Write only the number of lines in the entries below that contain the word "with".

----------

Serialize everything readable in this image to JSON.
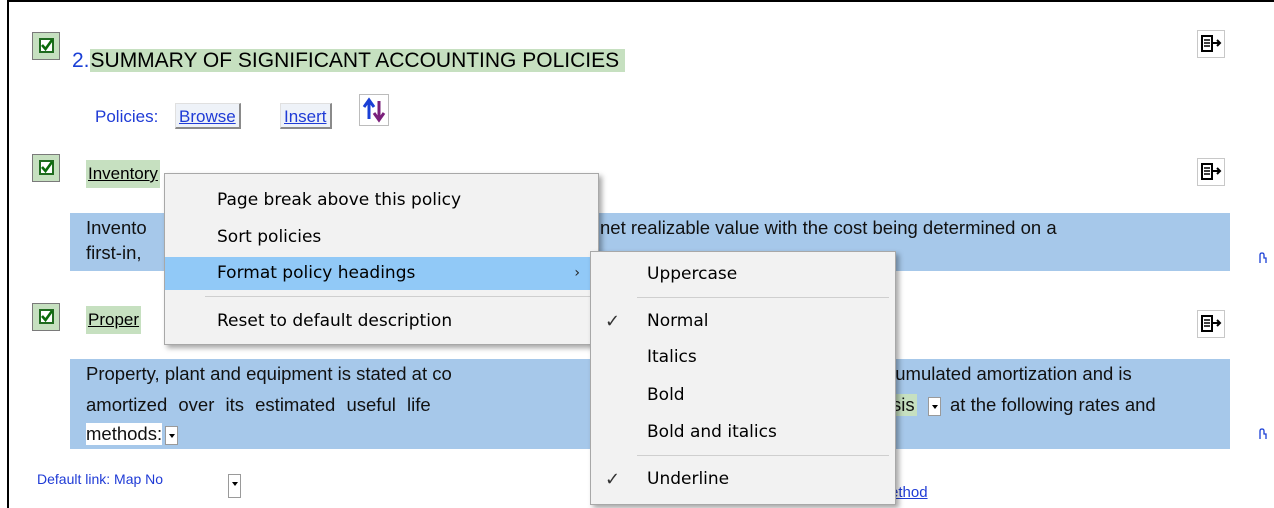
{
  "section": {
    "number": "2.",
    "title": "SUMMARY OF SIGNIFICANT ACCOUNTING POLICIES"
  },
  "policies": {
    "label": "Policies:",
    "browse": "Browse",
    "insert": "Insert"
  },
  "policy_items": [
    {
      "heading": "Inventory",
      "desc_line1_left": "Invento",
      "desc_line1_right": "net realizable value with the cost being determined on a",
      "desc_line2": "first-in,"
    },
    {
      "heading": "Proper",
      "desc_line1_left": "Property, plant and equipment is stated at co",
      "desc_line1_right": "cumulated amortization and is",
      "desc_line2_left": "amortized  over  its  estimated  useful  life",
      "desc_line2_mid": "sis",
      "desc_line2_right": "at the following rates and",
      "desc_line3": "methods:"
    }
  ],
  "footer": {
    "default_link": "Default link: Map No",
    "method_link": "ethod"
  },
  "context_menu": {
    "items": [
      "Page break above this policy",
      "Sort policies",
      "Format policy headings",
      "Reset to default description"
    ]
  },
  "submenu": {
    "items": [
      "Uppercase",
      "Normal",
      "Italics",
      "Bold",
      "Bold and italics",
      "Underline"
    ],
    "checked": [
      "Normal",
      "Underline"
    ]
  },
  "colors": {
    "heading_highlight": "#c6e0c0",
    "description_band": "#a6c8ea",
    "link_blue": "#1f3bd6",
    "menu_hover": "#91c9f7"
  }
}
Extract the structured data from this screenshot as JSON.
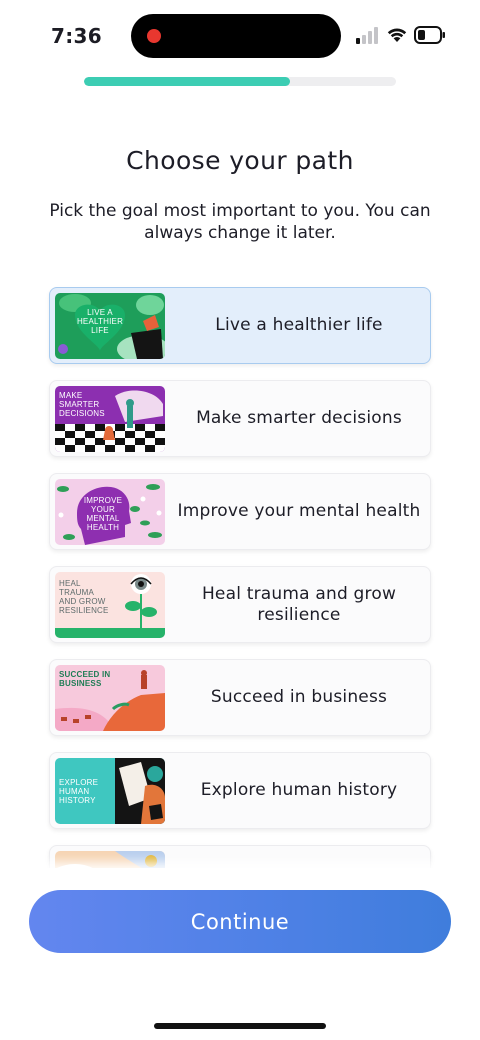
{
  "status_bar": {
    "time": "7:36",
    "icons": [
      "recording-dot-icon",
      "signal-icon",
      "wifi-icon",
      "battery-icon"
    ]
  },
  "progress": {
    "fraction": 0.66,
    "color": "#3ccdb3"
  },
  "header": {
    "title": "Choose your path",
    "subtitle": "Pick the goal most important to you. You can always change it later."
  },
  "options": [
    {
      "label": "Live a healthier life",
      "thumb_text": [
        "LIVE A",
        "HEALTHIER",
        "LIFE"
      ],
      "selected": true
    },
    {
      "label": "Make smarter decisions",
      "thumb_text": [
        "MAKE",
        "SMARTER",
        "DECISIONS"
      ],
      "selected": false
    },
    {
      "label": "Improve your mental health",
      "thumb_text": [
        "IMPROVE",
        "YOUR",
        "MENTAL",
        "HEALTH"
      ],
      "selected": false
    },
    {
      "label": "Heal trauma and grow resilience",
      "thumb_text": [
        "HEAL",
        "TRAUMA",
        "AND GROW",
        "RESILIENCE"
      ],
      "selected": false
    },
    {
      "label": "Succeed in business",
      "thumb_text": [
        "SUCCEED IN",
        "BUSINESS"
      ],
      "selected": false
    },
    {
      "label": "Explore human history",
      "thumb_text": [
        "EXPLORE",
        "HUMAN",
        "HISTORY"
      ],
      "selected": false
    },
    {
      "label": "",
      "thumb_text": [],
      "selected": false
    }
  ],
  "colors": {
    "accent": "#4f81e6",
    "selected_bg": "#e3eefb",
    "selected_border": "#a8cbef"
  },
  "footer": {
    "continue_label": "Continue"
  }
}
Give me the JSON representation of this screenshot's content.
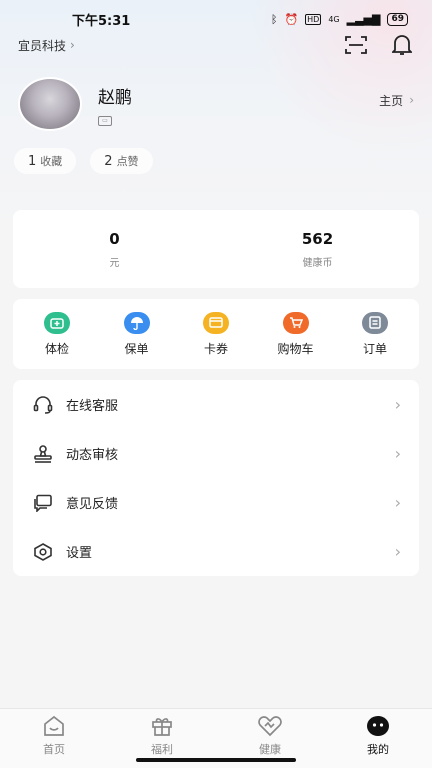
{
  "status_bar": {
    "time": "下午5:31",
    "network": "4G",
    "battery": "69"
  },
  "header": {
    "org_name": "宜员科技"
  },
  "profile": {
    "name": "赵鹏",
    "homepage_label": "主页"
  },
  "stats": [
    {
      "count": "1",
      "label": "收藏"
    },
    {
      "count": "2",
      "label": "点赞"
    }
  ],
  "balance": [
    {
      "value": "0",
      "label": "元"
    },
    {
      "value": "562",
      "label": "健康币"
    }
  ],
  "shortcuts": [
    {
      "label": "体检",
      "icon": "medical-kit-icon",
      "color": "#2fbf8f"
    },
    {
      "label": "保单",
      "icon": "umbrella-icon",
      "color": "#3a8ef0"
    },
    {
      "label": "卡券",
      "icon": "card-icon",
      "color": "#f5b324"
    },
    {
      "label": "购物车",
      "icon": "cart-icon",
      "color": "#f06a2a"
    },
    {
      "label": "订单",
      "icon": "order-icon",
      "color": "#7f8a99"
    }
  ],
  "menu": [
    {
      "label": "在线客服",
      "icon": "headset-icon"
    },
    {
      "label": "动态审核",
      "icon": "stamp-icon"
    },
    {
      "label": "意见反馈",
      "icon": "feedback-icon"
    },
    {
      "label": "设置",
      "icon": "settings-icon"
    }
  ],
  "tabs": [
    {
      "label": "首页",
      "icon": "home-icon"
    },
    {
      "label": "福利",
      "icon": "gift-icon"
    },
    {
      "label": "健康",
      "icon": "heart-icon"
    },
    {
      "label": "我的",
      "icon": "profile-face-icon",
      "active": true
    }
  ]
}
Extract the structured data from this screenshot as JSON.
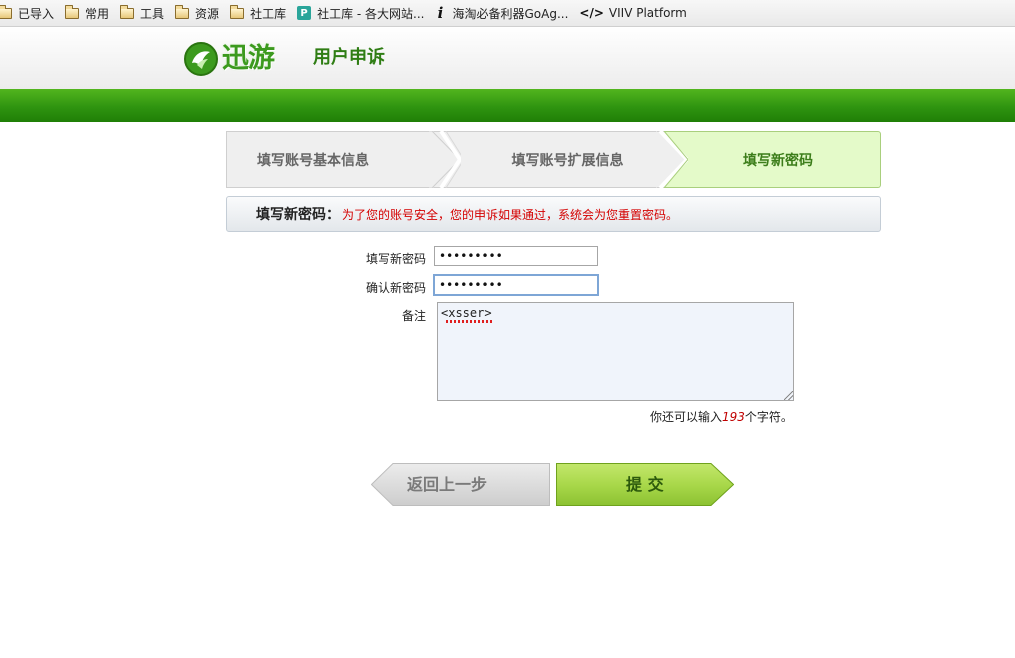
{
  "bookmarks": [
    {
      "icon": "folder-icon",
      "label": "已导入"
    },
    {
      "icon": "folder-icon",
      "label": "常用"
    },
    {
      "icon": "folder-icon",
      "label": "工具"
    },
    {
      "icon": "folder-icon",
      "label": "资源"
    },
    {
      "icon": "folder-icon",
      "label": "社工库"
    },
    {
      "icon": "site-p-icon",
      "label": "社工库 - 各大网站..."
    },
    {
      "icon": "info-i-icon",
      "label": "海淘必备利器GoAg..."
    },
    {
      "icon": "code-icon",
      "label": "VIIV Platform"
    }
  ],
  "header": {
    "logo_text": "迅游",
    "title": "用户申诉",
    "brand_color": "#3c9a1e"
  },
  "steps": {
    "step1": "填写账号基本信息",
    "step2": "填写账号扩展信息",
    "step3": "填写新密码",
    "active": 3
  },
  "notice": {
    "label": "填写新密码：",
    "text": "为了您的账号安全，您的申诉如果通过，系统会为您重置密码。"
  },
  "form": {
    "new_password_label": "填写新密码",
    "new_password_value": "•••••••••",
    "confirm_password_label": "确认新密码",
    "confirm_password_value": "•••••••••",
    "remark_label": "备注",
    "remark_value": "<xsser>",
    "counter_prefix": "你还可以输入",
    "counter_num": "193",
    "counter_suffix": "个字符。"
  },
  "buttons": {
    "back": "返回上一步",
    "submit": "提 交"
  },
  "colors": {
    "green_bar": "#2f9410",
    "active_step_bg": "#e4fac9",
    "notice_text": "#d40000",
    "submit_bg": "#a9d84a"
  }
}
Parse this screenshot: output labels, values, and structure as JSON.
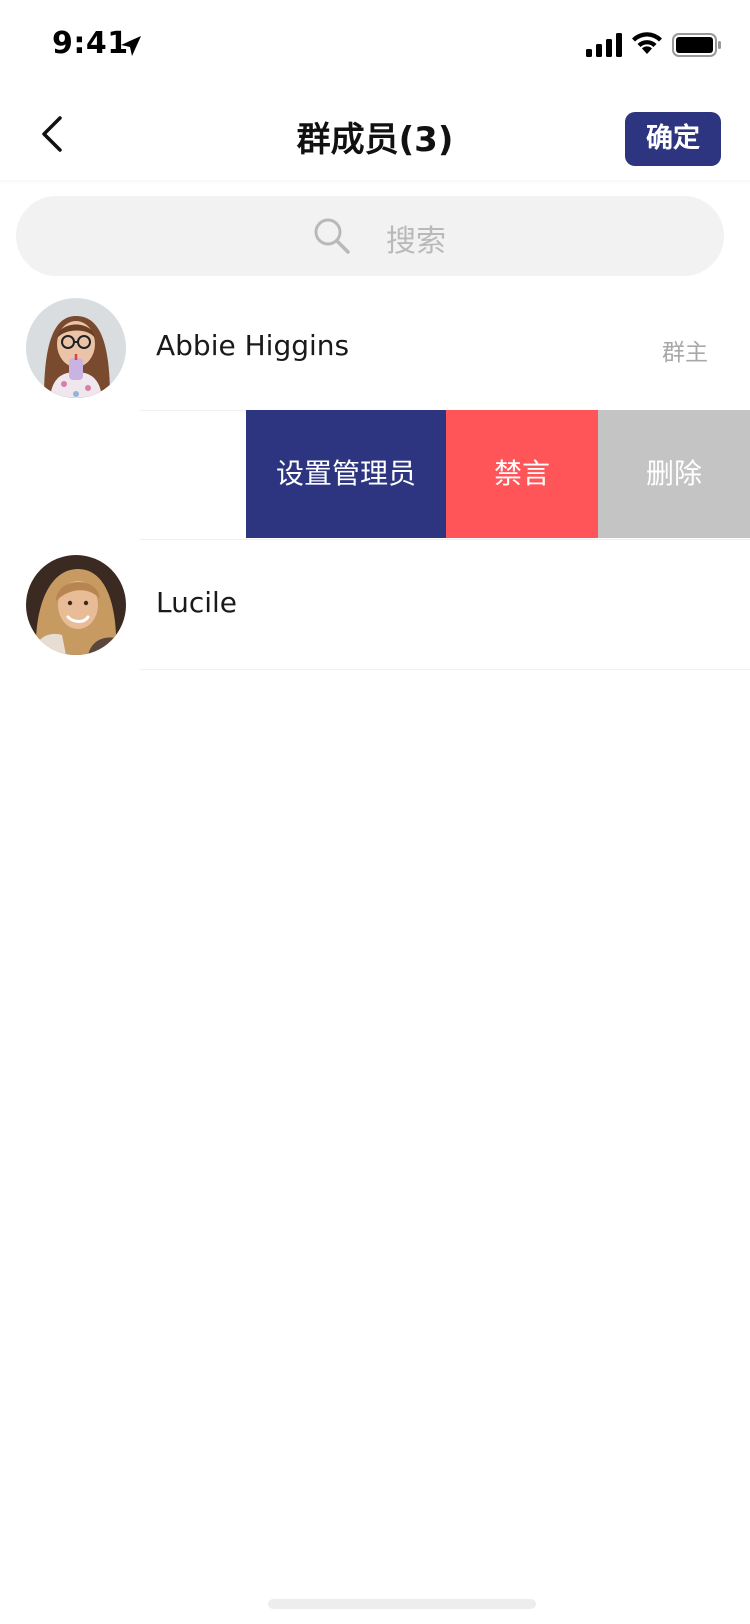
{
  "status_bar": {
    "time": "9:41"
  },
  "nav": {
    "title": "群成员(3)",
    "confirm_label": "确定"
  },
  "search": {
    "placeholder": "搜索"
  },
  "members": [
    {
      "name": "Abbie Higgins",
      "role": "群主"
    },
    {
      "name": "Lucile",
      "role": ""
    }
  ],
  "swipe_actions": {
    "set_admin_label": "设置管理员",
    "mute_label": "禁言",
    "delete_label": "删除"
  },
  "colors": {
    "primary": "#2E3580",
    "mute": "#FF5558",
    "delete": "#C4C4C4",
    "search_bg": "#F2F2F2",
    "placeholder": "#B9B9B9"
  }
}
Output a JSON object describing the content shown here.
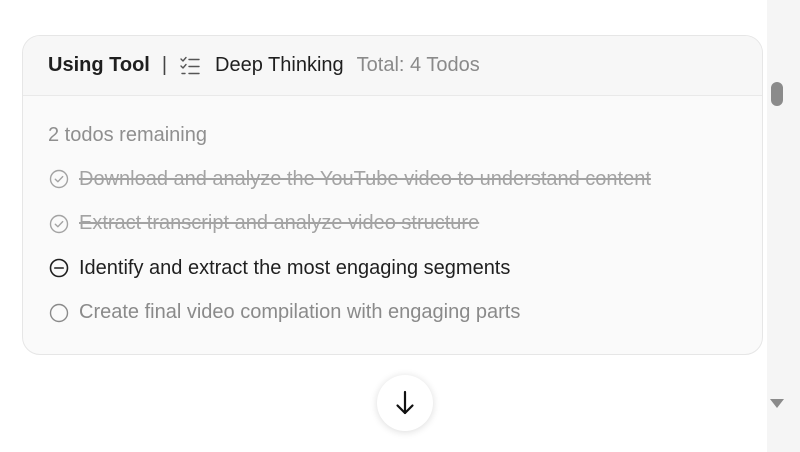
{
  "header": {
    "tool_label": "Using Tool",
    "separator": "|",
    "tool_icon": "checklist-icon",
    "tool_name": "Deep Thinking",
    "total": "Total: 4 Todos"
  },
  "body": {
    "remaining": "2 todos remaining",
    "todos": [
      {
        "text": "Download and analyze the YouTube video to understand content",
        "status": "completed",
        "icon": "check-circle-icon"
      },
      {
        "text": "Extract transcript and analyze video structure",
        "status": "completed",
        "icon": "check-circle-icon"
      },
      {
        "text": "Identify and extract the most engaging segments",
        "status": "in-progress",
        "icon": "minus-circle-icon"
      },
      {
        "text": "Create final video compilation with engaging parts",
        "status": "pending",
        "icon": "empty-circle-icon"
      }
    ]
  },
  "scroll_button": {
    "icon": "arrow-down-icon"
  },
  "colors": {
    "card_bg": "#fafafa",
    "header_bg": "#f7f7f7",
    "border": "#e6e6e6",
    "text_dark": "#1f1f1f",
    "text_muted": "#8a8a8a",
    "text_done": "#a3a3a3"
  }
}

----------

> **Answer section**
2